START Records to process
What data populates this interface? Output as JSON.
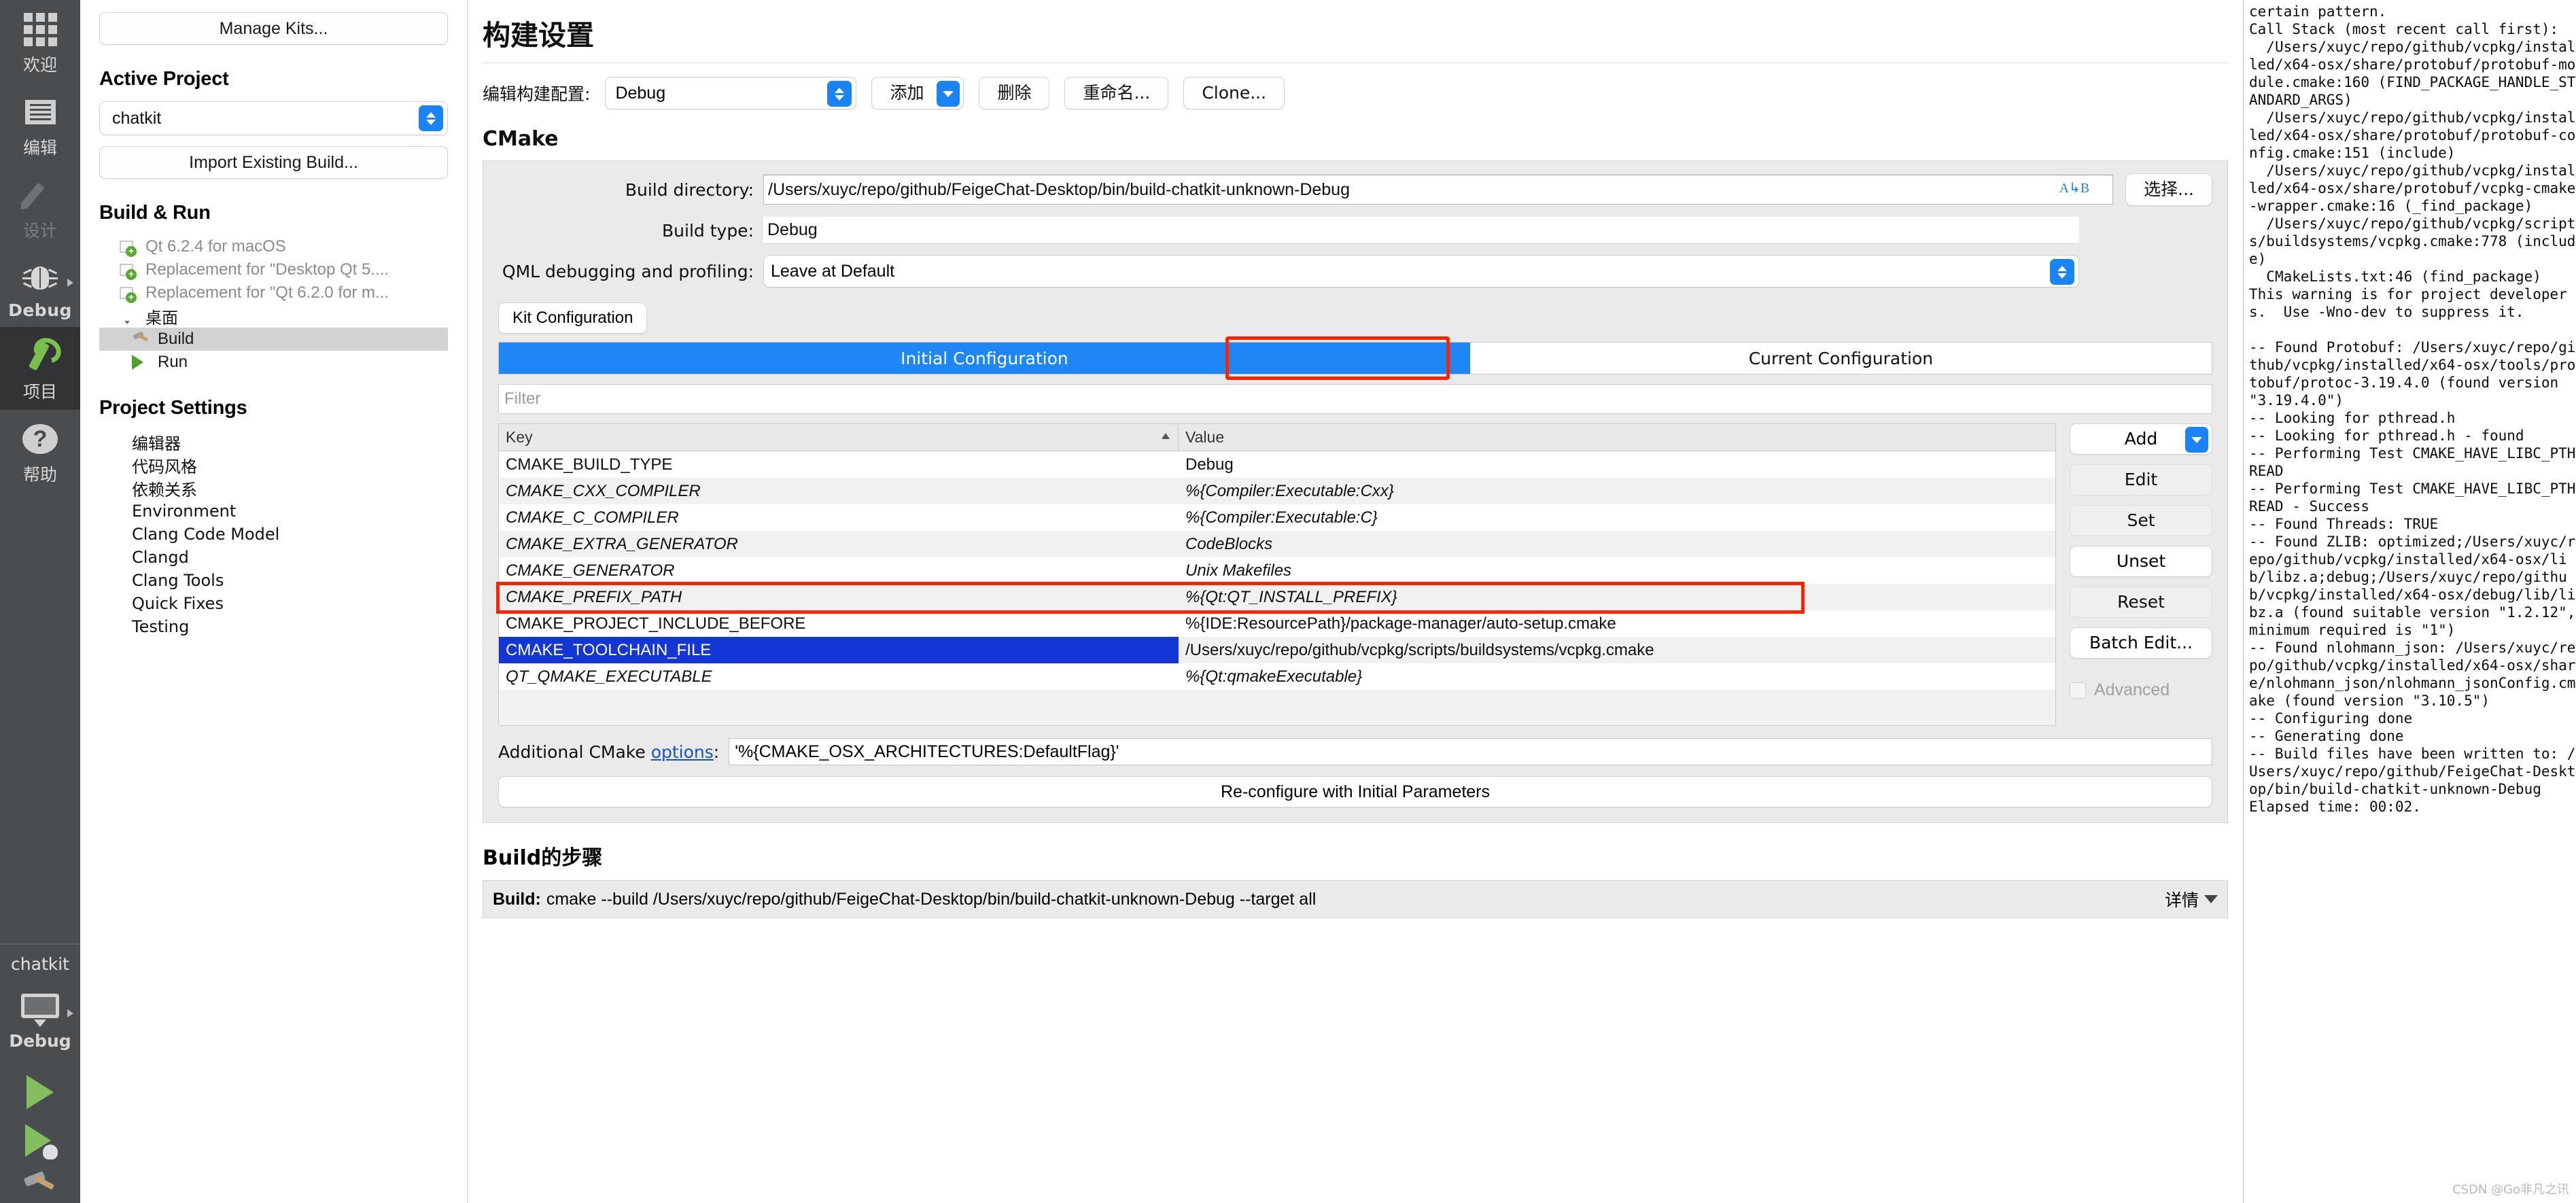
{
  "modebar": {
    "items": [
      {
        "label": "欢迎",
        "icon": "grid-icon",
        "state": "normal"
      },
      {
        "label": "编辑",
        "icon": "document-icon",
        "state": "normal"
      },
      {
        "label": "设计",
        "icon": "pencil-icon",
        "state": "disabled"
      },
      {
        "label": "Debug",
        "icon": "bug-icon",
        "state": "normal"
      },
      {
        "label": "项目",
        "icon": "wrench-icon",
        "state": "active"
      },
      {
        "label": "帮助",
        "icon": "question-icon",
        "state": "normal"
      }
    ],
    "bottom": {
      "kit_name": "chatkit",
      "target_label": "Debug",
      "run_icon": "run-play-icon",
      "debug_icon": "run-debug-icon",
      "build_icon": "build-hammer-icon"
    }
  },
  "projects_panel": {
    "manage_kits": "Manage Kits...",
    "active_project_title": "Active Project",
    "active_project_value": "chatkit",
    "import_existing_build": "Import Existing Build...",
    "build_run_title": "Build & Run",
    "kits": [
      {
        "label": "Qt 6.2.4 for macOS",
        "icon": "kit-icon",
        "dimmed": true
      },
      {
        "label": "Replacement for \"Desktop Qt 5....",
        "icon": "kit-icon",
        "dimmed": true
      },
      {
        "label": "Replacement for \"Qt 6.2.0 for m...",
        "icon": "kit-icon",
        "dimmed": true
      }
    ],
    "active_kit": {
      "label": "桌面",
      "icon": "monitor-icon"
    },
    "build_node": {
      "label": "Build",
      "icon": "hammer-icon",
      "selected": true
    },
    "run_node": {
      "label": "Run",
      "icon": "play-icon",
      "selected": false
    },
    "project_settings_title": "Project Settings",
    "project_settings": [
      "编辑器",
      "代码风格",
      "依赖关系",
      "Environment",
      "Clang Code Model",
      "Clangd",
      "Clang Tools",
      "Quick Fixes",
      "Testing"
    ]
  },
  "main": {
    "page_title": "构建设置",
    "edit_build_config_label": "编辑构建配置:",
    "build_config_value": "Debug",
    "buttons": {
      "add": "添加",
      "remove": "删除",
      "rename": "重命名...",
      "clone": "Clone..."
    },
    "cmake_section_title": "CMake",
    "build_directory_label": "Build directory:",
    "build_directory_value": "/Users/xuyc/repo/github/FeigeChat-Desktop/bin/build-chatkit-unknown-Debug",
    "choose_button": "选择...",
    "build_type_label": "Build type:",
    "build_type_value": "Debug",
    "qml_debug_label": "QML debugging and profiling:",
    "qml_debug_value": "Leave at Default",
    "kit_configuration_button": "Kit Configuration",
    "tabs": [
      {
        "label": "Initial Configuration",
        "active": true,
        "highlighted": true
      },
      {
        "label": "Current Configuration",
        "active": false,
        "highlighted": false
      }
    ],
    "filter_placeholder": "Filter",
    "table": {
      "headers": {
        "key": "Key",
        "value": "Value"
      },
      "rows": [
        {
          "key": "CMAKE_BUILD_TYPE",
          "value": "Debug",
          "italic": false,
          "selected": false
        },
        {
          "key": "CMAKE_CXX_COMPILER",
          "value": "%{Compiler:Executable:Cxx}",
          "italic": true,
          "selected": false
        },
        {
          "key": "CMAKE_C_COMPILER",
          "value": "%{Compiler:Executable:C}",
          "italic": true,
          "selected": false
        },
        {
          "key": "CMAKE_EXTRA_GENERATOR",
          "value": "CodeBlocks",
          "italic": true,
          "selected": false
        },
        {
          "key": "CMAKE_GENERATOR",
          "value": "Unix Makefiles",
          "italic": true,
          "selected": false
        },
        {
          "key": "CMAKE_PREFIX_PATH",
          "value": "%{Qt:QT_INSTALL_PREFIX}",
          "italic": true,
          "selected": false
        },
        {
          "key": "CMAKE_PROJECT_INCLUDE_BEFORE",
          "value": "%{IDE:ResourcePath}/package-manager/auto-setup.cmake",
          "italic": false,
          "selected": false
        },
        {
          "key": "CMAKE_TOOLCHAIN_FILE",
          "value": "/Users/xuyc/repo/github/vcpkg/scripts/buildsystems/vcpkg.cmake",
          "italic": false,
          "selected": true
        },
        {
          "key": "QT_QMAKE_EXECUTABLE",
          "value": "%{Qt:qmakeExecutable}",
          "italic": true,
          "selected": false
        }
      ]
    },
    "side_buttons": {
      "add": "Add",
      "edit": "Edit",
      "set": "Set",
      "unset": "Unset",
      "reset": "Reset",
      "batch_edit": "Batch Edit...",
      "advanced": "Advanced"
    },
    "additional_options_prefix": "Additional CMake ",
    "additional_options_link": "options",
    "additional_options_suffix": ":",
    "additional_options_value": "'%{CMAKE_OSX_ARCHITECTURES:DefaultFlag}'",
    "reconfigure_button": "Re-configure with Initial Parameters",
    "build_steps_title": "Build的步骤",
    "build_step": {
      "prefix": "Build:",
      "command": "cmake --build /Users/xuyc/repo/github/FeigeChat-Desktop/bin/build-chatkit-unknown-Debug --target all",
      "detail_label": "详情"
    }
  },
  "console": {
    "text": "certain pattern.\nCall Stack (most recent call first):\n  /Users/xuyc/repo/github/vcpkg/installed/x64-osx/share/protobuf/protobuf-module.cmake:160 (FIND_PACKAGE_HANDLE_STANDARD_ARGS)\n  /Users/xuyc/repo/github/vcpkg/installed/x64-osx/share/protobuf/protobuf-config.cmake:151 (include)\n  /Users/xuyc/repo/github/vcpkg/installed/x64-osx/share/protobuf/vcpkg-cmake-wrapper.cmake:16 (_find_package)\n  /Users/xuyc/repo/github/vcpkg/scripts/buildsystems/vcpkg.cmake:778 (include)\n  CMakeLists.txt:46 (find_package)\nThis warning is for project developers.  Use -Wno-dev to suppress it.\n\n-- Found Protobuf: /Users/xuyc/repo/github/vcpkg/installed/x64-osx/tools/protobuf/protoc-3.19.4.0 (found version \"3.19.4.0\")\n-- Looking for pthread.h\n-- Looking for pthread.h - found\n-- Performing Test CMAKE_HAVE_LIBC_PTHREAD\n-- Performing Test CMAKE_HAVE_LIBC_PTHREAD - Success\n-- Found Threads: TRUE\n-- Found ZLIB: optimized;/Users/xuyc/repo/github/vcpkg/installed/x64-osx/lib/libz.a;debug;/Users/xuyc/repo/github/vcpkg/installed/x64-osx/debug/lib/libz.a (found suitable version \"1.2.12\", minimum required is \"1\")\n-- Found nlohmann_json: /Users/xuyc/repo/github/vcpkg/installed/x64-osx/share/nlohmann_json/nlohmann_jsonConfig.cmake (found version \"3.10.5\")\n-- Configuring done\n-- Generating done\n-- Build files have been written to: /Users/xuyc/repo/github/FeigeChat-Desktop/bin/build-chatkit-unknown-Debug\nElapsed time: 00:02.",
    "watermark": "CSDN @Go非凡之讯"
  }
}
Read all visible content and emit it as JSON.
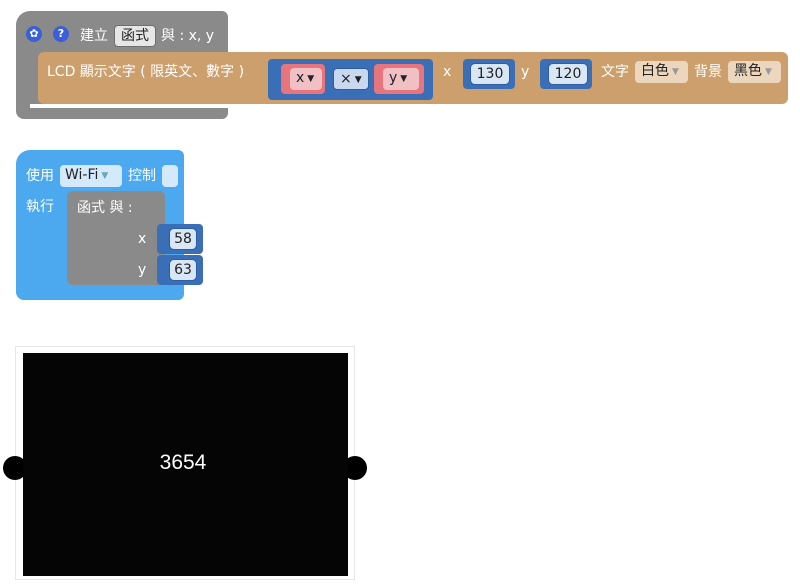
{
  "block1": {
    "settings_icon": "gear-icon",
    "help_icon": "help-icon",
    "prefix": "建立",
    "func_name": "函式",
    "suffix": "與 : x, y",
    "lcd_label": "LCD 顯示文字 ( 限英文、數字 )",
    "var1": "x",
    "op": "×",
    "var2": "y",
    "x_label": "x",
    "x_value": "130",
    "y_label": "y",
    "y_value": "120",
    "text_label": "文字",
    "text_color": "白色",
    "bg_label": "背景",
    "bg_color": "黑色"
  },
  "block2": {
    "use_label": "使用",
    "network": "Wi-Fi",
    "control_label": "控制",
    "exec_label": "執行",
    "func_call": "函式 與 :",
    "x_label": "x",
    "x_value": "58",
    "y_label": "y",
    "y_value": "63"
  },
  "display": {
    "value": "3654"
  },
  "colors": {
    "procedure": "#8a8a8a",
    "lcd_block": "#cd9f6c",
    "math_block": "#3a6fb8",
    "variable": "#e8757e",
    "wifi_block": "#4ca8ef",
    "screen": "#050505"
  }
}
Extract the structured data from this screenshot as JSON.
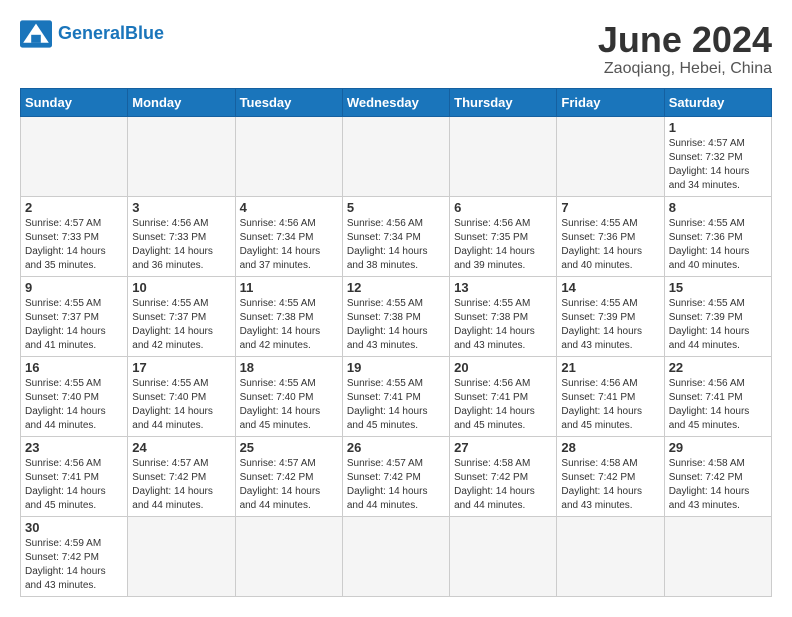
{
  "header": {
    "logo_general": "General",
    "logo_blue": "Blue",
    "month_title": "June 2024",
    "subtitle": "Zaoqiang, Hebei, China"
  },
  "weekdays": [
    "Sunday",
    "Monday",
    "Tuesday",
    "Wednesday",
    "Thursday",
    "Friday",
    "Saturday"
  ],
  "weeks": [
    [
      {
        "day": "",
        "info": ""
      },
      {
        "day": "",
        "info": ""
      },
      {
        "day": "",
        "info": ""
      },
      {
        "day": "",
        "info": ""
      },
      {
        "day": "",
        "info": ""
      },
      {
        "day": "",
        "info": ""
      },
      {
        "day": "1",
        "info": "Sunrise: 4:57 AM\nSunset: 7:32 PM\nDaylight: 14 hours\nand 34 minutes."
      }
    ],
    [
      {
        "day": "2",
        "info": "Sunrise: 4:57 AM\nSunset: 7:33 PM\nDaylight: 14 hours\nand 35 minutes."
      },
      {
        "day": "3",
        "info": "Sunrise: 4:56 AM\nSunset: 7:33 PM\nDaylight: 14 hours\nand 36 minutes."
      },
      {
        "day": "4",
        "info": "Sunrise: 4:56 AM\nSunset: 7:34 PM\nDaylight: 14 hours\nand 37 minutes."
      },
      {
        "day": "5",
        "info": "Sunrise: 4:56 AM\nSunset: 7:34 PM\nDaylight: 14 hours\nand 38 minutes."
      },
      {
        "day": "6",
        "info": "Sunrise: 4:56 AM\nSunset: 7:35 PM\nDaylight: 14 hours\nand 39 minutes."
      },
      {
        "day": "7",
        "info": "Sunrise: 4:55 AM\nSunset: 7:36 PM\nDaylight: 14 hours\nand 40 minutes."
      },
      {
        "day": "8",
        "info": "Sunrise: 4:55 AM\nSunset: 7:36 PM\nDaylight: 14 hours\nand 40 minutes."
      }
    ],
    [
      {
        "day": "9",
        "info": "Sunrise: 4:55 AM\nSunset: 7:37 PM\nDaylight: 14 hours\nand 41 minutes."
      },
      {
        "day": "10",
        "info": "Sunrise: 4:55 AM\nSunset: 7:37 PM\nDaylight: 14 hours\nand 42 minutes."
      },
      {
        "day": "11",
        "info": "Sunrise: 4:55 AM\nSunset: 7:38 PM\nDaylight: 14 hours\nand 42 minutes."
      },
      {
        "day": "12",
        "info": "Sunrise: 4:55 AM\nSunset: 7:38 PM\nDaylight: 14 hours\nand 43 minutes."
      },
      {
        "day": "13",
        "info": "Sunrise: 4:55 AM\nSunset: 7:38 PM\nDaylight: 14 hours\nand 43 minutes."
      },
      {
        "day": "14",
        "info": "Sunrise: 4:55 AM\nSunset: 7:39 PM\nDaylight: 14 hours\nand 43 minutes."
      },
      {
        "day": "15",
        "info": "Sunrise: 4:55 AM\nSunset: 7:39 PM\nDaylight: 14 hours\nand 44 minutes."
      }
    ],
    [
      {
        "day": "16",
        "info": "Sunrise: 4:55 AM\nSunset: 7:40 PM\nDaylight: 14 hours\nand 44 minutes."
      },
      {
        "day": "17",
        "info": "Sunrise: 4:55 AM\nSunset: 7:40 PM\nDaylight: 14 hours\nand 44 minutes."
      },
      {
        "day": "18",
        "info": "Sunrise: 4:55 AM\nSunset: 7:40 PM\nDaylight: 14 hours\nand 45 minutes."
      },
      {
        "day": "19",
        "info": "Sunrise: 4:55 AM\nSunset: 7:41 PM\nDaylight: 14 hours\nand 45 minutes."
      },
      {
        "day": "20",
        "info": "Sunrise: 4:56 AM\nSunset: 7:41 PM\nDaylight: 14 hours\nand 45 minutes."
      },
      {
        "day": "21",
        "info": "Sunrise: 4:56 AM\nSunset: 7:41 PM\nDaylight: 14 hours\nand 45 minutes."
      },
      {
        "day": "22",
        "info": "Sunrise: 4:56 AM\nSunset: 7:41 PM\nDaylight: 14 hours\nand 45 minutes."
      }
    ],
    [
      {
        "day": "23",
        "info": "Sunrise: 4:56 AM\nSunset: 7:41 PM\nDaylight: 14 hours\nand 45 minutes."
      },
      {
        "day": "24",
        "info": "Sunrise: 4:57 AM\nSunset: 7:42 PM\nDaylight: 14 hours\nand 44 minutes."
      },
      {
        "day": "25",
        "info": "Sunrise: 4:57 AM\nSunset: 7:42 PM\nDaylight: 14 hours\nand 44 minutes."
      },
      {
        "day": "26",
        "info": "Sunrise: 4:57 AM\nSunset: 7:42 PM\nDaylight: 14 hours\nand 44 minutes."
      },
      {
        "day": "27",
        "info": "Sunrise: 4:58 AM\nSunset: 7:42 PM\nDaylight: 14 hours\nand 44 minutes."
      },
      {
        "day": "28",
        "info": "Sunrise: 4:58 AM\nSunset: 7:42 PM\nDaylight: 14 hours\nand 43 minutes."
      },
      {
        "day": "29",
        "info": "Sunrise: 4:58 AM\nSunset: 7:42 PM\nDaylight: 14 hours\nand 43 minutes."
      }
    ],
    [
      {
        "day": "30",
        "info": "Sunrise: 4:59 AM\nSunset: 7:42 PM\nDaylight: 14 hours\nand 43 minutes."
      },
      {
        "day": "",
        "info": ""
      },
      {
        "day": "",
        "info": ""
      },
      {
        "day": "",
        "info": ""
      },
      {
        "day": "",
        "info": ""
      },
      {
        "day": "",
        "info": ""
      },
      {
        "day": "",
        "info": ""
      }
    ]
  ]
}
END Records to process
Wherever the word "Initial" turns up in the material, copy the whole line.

        "label": "Initial Configuration",
    "reconfigure_button": "Re-configure with Initial Parameters",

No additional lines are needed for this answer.